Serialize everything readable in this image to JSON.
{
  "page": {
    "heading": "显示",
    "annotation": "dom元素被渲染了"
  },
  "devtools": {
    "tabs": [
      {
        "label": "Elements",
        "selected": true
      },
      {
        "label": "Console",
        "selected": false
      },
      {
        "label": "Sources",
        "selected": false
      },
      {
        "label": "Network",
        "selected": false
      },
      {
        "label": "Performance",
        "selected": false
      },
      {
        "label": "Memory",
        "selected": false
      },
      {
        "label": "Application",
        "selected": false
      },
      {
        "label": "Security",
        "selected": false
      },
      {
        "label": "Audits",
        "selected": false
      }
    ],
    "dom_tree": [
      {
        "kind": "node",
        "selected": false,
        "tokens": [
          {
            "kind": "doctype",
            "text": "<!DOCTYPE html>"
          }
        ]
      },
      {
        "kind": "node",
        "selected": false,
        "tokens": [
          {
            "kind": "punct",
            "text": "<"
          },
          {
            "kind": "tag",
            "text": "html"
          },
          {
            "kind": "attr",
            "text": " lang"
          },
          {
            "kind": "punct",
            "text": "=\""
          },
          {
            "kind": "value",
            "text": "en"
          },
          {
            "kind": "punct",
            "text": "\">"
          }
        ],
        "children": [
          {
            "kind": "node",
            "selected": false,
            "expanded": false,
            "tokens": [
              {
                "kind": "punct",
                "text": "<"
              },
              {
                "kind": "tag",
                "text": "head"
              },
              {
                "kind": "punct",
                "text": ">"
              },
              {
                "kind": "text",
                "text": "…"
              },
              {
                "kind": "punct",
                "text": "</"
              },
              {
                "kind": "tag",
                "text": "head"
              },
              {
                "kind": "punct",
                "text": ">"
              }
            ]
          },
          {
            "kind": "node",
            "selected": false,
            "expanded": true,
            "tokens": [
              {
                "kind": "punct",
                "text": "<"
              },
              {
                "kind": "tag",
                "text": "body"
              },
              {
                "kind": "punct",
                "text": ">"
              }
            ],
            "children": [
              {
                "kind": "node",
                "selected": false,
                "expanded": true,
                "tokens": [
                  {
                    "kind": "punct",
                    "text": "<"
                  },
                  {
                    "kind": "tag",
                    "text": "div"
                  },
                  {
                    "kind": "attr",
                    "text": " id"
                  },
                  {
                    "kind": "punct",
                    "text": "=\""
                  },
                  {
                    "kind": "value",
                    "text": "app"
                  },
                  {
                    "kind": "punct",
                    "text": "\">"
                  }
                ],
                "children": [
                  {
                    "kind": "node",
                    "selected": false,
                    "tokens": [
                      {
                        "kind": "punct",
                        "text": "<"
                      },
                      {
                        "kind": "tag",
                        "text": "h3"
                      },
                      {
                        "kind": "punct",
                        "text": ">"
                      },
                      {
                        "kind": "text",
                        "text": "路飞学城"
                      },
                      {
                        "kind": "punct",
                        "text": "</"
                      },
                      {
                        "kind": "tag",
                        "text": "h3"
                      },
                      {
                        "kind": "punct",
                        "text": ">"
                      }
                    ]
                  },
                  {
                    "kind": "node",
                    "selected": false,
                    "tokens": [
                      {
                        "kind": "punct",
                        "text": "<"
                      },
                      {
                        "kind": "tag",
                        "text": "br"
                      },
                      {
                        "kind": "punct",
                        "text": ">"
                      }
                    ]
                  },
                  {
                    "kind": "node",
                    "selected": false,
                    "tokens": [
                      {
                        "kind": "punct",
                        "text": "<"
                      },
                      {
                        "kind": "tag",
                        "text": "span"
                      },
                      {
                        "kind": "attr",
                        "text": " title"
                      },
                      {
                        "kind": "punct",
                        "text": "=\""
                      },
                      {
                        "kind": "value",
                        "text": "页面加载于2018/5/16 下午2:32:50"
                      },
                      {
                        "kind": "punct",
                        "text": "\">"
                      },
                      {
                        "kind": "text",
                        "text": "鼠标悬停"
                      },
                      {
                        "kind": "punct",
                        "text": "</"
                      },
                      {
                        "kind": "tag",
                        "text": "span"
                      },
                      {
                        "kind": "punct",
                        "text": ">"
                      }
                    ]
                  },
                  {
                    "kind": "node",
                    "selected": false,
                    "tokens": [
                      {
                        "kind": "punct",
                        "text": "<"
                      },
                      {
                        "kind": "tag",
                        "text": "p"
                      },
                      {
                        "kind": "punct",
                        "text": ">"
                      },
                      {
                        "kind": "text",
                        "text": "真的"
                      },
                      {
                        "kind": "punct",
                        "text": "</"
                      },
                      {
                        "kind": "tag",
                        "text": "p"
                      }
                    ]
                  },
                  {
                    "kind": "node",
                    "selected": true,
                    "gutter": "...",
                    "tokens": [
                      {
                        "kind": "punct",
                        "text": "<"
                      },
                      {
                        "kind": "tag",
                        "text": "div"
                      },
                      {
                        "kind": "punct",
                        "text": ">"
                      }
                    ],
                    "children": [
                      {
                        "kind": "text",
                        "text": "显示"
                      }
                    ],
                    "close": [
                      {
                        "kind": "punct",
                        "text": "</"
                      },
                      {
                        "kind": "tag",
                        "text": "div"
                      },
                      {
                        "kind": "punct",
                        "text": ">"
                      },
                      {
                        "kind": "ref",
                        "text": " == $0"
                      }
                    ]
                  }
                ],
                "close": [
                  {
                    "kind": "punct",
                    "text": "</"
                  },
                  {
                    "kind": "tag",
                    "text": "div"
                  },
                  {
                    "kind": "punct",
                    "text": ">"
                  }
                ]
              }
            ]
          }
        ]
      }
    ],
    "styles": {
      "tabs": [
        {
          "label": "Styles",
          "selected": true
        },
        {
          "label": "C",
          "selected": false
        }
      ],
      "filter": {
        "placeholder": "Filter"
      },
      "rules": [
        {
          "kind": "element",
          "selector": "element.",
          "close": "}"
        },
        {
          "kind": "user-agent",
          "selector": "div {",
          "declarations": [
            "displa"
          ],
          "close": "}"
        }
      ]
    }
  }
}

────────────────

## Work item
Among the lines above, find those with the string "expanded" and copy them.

## Task output
            "expanded": false,
            "expanded": true,
                "expanded": true,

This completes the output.